Over the weekend, I was configuring our new VMware servers. I was happily working around when all of a sudden, vCenter started showing the hated “no healthy upstream” message on the vCenter website.
Thankfully, this was not the first time I’d seen this happen, and it usually occurs randomly (at least in my experience). The solution is easier than most people would think.
The first step is to log into vami portal. This is at the same FQDN as your vCenter server but on port 5480. So if your vCenter URL is https://vcenter.mycompany.com, the URL for your vami portal is https://vcenter.mycompany.com:5480. To log into the vami portal, you’ll need the password for your email@example.com account, which was set up when you first provisioned your VMware environment.
After you log in with that account, click on Networking on the menu on the left. From here, you can edit the networking settings for the vSphere server itself. Click the “Edit” link on the top right. When the page opens, select the NIC (there is probably only one) and click next.
The next page is where things got a little weird for me, as the entire middle section of the page was black. (No, I didn’t change anything when taking this screenshot.)
Thankfully clicking Next past this page and through the other pages of the wizard worked. When the wizard is done, the VM will restart, and about 10 minutes later, the problem (should) go away. (Give vCenter plenty of time to start, as vCenter is horribly slow at starting up.)
One other change I made to resolve the error was to increase the amount of RAM the VM had access to. When I first logged into the vami portal, it showed that the VM was running out of RAM, and I figured that since it was already down, now would be a great time to add memory (and our new servers give us plenty of RAM to use) so I pushed our vCenter server to 32 Gigs of RAM.
I’m not sure if this helped, but it was a change I made.

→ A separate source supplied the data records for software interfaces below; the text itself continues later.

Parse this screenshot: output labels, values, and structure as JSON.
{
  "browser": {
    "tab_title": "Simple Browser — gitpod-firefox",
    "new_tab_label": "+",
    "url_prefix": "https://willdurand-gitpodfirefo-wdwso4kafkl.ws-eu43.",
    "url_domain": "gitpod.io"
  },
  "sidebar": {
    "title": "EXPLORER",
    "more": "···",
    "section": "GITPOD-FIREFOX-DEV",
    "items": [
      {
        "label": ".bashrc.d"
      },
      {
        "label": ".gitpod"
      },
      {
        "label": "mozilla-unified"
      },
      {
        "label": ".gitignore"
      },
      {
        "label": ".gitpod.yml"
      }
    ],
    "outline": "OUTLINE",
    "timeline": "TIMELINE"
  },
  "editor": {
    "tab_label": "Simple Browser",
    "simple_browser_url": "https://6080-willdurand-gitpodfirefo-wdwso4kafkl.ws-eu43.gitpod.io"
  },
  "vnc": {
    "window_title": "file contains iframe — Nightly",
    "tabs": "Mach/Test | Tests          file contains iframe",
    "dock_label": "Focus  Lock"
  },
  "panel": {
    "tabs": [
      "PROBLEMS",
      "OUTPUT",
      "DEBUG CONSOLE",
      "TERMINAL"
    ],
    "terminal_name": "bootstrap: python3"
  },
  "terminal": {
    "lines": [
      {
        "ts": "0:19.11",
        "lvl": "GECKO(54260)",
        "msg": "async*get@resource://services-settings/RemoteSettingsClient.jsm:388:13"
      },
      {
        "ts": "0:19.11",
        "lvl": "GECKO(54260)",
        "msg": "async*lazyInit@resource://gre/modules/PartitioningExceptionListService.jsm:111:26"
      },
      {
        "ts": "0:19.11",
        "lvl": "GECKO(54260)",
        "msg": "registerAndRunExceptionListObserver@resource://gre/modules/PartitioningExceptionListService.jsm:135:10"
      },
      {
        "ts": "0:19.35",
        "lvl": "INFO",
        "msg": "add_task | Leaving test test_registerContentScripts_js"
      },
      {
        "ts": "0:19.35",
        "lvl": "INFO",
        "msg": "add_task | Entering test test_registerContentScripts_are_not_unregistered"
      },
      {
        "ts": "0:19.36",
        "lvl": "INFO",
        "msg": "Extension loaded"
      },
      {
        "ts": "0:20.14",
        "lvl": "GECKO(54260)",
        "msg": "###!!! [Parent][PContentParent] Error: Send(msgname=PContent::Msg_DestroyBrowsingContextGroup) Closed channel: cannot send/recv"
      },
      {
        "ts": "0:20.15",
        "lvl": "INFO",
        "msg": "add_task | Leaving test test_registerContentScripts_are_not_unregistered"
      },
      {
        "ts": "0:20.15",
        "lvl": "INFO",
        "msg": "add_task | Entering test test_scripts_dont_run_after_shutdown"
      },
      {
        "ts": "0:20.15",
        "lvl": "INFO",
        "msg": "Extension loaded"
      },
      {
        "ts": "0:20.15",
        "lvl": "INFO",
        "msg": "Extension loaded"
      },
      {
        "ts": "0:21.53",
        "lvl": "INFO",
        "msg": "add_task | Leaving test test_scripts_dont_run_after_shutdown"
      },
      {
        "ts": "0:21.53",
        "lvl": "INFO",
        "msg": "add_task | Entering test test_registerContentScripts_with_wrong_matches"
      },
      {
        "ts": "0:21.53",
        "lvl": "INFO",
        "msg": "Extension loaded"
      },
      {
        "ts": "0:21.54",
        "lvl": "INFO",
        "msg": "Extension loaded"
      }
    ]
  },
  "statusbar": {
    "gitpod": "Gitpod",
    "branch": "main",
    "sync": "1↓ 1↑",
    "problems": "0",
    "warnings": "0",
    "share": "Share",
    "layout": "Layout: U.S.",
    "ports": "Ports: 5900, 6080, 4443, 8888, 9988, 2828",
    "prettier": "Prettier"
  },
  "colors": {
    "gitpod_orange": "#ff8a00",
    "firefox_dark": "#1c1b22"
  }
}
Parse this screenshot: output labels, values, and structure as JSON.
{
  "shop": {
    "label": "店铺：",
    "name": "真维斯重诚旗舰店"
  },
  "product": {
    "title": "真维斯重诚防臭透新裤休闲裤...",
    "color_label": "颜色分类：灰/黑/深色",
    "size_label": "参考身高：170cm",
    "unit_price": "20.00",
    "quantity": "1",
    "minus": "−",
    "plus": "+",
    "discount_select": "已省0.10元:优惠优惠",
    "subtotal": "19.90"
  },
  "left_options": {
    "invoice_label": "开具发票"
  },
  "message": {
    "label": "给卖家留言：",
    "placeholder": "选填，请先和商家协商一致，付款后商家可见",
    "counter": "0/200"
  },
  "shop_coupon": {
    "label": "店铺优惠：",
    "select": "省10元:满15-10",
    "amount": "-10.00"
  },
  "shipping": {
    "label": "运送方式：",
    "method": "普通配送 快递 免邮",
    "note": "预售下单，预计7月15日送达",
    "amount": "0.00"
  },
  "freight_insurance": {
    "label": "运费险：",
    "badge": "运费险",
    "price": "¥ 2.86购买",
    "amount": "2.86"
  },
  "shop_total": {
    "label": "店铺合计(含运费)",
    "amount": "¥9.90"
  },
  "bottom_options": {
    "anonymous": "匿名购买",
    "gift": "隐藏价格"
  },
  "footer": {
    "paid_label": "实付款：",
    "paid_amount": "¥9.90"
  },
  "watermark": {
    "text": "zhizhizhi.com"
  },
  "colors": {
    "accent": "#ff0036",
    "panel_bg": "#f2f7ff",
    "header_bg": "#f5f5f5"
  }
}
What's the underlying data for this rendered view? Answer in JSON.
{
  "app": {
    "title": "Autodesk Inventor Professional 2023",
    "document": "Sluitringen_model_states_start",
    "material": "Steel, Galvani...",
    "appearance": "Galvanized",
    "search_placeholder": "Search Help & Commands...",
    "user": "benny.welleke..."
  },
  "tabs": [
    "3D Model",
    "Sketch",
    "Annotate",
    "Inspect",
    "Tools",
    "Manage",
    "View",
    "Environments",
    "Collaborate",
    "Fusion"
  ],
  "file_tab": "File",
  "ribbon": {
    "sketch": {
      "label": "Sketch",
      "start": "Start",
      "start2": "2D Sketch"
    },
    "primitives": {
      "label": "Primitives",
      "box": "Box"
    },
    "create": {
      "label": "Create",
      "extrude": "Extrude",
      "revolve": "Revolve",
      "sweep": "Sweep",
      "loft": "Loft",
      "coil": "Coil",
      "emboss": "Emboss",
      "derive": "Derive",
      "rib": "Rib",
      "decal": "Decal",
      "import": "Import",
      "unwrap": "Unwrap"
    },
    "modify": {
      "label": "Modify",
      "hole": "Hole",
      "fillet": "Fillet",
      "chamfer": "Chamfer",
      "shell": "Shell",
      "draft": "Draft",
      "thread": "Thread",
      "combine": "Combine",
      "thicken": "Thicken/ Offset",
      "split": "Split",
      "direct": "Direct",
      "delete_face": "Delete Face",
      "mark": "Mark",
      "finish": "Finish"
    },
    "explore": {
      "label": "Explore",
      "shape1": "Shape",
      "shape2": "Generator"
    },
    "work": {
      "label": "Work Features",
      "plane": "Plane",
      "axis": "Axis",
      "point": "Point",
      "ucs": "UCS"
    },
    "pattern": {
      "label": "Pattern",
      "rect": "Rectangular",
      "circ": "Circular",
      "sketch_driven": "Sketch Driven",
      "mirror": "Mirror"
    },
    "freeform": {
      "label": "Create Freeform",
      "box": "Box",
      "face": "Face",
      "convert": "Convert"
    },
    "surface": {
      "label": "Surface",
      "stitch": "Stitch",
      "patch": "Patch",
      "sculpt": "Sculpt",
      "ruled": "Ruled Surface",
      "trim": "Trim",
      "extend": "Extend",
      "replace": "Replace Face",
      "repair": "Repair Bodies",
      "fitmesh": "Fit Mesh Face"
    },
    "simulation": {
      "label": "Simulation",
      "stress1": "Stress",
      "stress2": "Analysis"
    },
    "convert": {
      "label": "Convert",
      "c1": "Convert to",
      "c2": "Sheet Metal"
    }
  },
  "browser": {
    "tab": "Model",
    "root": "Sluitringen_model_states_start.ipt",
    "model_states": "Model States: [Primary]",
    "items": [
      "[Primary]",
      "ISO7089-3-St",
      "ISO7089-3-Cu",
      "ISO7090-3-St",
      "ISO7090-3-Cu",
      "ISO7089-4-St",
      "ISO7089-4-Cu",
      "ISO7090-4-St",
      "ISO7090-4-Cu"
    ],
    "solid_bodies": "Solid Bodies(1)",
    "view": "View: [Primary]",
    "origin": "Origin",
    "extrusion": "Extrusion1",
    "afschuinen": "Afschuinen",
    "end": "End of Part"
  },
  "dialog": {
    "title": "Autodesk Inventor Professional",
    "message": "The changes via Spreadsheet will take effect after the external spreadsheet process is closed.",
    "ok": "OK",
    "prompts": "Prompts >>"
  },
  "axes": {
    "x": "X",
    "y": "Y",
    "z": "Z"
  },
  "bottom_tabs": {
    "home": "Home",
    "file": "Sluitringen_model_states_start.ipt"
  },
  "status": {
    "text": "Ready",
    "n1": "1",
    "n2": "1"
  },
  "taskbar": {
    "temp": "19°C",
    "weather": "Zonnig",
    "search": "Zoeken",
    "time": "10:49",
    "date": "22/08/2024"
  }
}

As I didn’t have access to vCenter at this point, I had to connect to each host’s console until I found the host which was running the vCenter server so that I could edit the amount of RAM directly on the server.